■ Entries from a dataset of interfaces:

____

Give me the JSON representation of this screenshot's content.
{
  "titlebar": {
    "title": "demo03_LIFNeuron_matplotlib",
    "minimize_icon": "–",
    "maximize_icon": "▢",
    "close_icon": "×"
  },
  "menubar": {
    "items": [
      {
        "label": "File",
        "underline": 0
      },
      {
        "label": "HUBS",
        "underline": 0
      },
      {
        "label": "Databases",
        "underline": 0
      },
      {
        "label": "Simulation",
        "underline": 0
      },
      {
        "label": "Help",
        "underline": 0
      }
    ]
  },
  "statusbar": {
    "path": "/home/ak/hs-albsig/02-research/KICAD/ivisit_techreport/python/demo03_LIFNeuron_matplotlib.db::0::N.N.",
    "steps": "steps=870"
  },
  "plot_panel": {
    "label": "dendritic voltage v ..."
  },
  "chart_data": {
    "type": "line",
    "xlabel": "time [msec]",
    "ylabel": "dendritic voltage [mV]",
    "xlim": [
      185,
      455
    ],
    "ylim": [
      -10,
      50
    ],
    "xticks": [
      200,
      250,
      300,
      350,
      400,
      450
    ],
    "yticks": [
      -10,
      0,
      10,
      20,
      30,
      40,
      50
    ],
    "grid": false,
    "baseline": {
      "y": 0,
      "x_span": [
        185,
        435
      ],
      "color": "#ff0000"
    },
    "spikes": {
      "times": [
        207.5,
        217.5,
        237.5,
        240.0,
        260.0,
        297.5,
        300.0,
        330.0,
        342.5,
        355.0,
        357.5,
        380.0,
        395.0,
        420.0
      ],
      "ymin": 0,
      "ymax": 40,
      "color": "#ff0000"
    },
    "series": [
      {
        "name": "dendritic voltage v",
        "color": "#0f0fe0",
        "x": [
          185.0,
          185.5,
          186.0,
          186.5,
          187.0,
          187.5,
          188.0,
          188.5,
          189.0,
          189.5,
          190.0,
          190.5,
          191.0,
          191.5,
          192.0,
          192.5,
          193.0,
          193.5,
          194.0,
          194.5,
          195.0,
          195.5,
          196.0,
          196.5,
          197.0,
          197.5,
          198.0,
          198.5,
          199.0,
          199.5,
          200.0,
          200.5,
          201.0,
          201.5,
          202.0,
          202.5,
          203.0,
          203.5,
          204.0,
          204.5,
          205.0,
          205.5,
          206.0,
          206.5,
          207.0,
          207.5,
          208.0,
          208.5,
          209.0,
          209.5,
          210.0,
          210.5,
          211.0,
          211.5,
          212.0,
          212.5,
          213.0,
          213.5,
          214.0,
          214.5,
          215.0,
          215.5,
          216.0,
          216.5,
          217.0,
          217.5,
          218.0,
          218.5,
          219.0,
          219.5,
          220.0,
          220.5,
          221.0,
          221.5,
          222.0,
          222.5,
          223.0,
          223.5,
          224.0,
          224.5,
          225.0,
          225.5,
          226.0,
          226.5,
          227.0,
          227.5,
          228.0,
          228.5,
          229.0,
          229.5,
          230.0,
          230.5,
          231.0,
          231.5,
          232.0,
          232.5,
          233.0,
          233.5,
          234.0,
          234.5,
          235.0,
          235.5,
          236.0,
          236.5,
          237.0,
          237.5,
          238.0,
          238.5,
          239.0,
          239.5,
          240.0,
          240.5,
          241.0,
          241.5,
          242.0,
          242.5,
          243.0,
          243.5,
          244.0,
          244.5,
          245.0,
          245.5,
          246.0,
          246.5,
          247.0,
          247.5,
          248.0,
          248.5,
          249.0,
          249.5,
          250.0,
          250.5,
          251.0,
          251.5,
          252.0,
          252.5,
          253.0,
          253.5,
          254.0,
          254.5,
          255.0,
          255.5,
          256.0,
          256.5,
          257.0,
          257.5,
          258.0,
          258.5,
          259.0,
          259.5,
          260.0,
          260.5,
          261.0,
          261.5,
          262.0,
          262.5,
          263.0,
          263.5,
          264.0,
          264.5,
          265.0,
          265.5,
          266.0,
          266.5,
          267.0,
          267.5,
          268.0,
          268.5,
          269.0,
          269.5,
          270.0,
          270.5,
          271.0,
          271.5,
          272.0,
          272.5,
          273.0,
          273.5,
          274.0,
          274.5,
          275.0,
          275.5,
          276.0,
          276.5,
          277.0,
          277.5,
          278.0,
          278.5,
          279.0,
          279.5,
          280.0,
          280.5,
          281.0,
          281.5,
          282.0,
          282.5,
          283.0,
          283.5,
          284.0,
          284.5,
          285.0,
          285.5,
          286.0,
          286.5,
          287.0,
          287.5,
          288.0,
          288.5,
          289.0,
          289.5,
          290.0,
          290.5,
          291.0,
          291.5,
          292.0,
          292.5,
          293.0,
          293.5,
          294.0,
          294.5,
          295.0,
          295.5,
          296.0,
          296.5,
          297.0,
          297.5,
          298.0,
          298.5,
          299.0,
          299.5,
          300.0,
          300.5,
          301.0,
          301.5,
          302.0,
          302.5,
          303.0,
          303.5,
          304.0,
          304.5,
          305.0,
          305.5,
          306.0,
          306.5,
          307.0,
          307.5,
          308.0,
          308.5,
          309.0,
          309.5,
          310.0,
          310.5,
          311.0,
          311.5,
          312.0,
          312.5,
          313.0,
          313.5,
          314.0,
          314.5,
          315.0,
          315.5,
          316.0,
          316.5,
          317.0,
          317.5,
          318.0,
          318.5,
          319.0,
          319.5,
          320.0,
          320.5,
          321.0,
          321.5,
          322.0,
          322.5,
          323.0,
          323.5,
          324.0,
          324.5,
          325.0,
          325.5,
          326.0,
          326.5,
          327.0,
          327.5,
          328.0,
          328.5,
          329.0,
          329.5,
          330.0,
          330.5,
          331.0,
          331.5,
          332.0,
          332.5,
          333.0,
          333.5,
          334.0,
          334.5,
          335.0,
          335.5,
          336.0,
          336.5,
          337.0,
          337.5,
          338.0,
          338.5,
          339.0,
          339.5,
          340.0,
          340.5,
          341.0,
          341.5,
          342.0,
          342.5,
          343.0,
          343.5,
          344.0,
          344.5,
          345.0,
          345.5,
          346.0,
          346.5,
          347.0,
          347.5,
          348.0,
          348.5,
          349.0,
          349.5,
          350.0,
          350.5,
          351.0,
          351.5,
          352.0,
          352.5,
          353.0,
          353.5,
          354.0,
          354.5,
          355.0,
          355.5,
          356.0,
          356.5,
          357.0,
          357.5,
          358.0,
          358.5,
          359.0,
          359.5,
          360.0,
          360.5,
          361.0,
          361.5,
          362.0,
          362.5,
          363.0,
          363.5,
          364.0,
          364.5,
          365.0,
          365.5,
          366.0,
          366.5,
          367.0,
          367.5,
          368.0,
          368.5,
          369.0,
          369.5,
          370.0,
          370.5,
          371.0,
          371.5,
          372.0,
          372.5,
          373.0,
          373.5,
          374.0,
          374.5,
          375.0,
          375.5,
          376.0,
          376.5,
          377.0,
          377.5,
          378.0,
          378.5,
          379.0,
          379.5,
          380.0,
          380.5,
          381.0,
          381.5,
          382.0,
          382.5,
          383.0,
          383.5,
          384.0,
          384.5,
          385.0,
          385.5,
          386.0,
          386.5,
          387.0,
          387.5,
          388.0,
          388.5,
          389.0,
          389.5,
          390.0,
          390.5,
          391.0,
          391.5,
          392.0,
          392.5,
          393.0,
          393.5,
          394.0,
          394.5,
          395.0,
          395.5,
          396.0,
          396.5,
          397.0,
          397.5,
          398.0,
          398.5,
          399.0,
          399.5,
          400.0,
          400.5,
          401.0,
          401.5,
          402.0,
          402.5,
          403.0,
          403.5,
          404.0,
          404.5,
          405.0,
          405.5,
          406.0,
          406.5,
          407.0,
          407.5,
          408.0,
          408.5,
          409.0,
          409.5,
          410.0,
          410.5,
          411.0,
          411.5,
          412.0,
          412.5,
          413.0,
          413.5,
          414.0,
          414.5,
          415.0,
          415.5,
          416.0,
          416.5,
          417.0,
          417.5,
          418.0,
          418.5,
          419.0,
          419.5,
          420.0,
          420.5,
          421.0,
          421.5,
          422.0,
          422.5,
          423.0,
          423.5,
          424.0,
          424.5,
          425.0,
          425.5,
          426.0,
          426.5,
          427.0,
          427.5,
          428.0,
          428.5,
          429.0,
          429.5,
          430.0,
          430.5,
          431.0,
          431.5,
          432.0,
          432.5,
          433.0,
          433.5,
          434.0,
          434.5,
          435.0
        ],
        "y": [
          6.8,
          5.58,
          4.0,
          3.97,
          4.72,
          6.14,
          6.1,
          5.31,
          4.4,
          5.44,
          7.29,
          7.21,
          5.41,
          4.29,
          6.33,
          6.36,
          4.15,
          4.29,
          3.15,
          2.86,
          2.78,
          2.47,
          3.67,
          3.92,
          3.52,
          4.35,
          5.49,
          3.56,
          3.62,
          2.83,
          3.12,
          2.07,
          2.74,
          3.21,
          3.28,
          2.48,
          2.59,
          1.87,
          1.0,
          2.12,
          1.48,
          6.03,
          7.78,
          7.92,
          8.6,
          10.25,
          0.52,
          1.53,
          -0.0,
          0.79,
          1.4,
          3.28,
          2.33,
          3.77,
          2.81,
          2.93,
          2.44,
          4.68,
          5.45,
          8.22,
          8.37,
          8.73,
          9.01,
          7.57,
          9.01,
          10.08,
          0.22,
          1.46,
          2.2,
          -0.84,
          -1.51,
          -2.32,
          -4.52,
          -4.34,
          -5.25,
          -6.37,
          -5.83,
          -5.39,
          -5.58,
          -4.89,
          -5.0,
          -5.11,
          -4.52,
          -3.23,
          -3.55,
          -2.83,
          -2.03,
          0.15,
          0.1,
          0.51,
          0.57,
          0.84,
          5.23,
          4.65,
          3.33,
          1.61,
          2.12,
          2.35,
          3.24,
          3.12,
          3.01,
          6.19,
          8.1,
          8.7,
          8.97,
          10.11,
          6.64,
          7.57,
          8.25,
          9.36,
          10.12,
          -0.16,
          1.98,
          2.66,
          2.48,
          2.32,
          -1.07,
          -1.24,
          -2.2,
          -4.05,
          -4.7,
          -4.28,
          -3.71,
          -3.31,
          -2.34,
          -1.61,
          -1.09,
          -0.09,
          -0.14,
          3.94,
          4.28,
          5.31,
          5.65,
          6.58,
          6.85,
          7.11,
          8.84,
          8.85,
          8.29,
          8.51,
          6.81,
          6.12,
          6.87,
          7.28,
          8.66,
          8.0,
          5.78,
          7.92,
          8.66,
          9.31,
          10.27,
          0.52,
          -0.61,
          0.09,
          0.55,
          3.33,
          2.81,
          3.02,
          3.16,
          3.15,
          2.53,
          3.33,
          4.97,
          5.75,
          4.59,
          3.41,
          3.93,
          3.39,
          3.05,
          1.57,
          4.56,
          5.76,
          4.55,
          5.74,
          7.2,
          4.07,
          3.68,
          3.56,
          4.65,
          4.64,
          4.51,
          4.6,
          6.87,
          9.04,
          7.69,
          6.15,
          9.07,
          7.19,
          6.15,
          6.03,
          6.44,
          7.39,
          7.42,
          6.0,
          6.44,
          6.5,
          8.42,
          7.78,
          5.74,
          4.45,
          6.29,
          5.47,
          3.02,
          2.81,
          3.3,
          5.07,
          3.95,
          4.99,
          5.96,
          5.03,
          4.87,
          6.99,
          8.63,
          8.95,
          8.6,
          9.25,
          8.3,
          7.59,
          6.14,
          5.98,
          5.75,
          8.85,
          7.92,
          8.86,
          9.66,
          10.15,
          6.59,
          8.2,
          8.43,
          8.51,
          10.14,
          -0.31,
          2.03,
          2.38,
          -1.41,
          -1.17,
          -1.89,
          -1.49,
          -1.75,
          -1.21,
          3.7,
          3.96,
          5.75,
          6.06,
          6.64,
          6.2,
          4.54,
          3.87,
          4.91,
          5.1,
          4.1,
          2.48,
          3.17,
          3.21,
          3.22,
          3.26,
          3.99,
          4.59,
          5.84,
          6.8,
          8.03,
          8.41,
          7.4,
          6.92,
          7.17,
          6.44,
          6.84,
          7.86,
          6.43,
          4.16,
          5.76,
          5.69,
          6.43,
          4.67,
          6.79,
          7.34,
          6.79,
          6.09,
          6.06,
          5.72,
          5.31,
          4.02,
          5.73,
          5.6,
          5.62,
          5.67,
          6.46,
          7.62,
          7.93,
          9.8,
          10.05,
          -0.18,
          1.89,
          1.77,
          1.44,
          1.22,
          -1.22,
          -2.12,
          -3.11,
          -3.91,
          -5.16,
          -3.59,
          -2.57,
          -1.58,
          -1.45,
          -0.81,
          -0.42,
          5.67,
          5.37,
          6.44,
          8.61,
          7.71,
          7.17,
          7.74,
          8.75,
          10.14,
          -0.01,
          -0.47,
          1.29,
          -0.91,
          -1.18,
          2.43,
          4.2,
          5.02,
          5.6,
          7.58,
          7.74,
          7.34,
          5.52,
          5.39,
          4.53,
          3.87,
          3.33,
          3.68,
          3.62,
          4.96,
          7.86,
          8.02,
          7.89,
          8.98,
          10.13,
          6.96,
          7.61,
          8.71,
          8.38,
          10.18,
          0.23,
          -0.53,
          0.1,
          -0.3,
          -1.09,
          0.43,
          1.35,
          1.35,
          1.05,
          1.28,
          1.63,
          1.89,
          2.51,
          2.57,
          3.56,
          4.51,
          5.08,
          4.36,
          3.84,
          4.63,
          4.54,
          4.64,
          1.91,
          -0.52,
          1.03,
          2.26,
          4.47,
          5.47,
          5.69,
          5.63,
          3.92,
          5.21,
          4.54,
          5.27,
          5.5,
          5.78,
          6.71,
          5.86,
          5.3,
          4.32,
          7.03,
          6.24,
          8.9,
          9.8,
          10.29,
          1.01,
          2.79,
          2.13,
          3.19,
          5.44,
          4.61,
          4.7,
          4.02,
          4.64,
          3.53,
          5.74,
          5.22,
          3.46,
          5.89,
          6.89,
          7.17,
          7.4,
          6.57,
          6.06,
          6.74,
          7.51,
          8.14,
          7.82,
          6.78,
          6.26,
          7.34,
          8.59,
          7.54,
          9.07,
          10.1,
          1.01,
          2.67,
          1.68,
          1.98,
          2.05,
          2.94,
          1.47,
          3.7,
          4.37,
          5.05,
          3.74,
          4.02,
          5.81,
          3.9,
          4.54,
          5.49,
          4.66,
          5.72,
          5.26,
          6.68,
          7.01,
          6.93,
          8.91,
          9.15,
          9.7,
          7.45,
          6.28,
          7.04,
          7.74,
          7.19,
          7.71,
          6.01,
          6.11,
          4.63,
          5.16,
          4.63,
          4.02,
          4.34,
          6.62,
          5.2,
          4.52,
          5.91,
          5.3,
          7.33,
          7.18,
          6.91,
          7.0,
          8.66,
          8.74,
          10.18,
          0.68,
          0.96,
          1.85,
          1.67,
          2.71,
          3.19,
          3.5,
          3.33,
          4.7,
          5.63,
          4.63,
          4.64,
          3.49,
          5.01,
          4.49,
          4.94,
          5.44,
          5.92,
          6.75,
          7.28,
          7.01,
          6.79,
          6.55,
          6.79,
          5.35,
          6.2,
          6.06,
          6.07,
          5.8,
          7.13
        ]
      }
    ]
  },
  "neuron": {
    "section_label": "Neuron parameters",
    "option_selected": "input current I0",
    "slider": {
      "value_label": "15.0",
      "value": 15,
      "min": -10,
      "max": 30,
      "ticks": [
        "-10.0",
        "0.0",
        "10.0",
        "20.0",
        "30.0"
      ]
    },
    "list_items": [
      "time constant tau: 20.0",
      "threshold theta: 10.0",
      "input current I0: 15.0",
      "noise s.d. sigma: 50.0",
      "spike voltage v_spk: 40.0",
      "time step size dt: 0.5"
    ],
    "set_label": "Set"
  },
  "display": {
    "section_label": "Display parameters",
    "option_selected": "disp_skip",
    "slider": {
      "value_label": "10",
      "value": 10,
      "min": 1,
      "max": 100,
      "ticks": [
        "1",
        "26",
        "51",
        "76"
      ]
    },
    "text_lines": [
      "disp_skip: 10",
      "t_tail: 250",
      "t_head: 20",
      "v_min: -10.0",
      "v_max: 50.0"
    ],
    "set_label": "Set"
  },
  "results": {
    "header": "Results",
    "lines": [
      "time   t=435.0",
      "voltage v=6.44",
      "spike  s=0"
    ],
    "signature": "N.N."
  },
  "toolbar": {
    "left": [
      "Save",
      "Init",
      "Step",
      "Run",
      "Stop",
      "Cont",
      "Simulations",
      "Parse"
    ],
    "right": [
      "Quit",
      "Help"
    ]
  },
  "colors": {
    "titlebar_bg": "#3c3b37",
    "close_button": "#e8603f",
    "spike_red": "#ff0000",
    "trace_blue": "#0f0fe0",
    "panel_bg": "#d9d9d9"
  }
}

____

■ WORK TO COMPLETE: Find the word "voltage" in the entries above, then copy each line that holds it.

■ SOLUTION FOR THIS PROBLEM:
    "label": "dendritic voltage v ..."
    "ylabel": "dendritic voltage [mV]",
        "name": "dendritic voltage v",
      "spike voltage v_spk: 40.0",
      "voltage v=6.44",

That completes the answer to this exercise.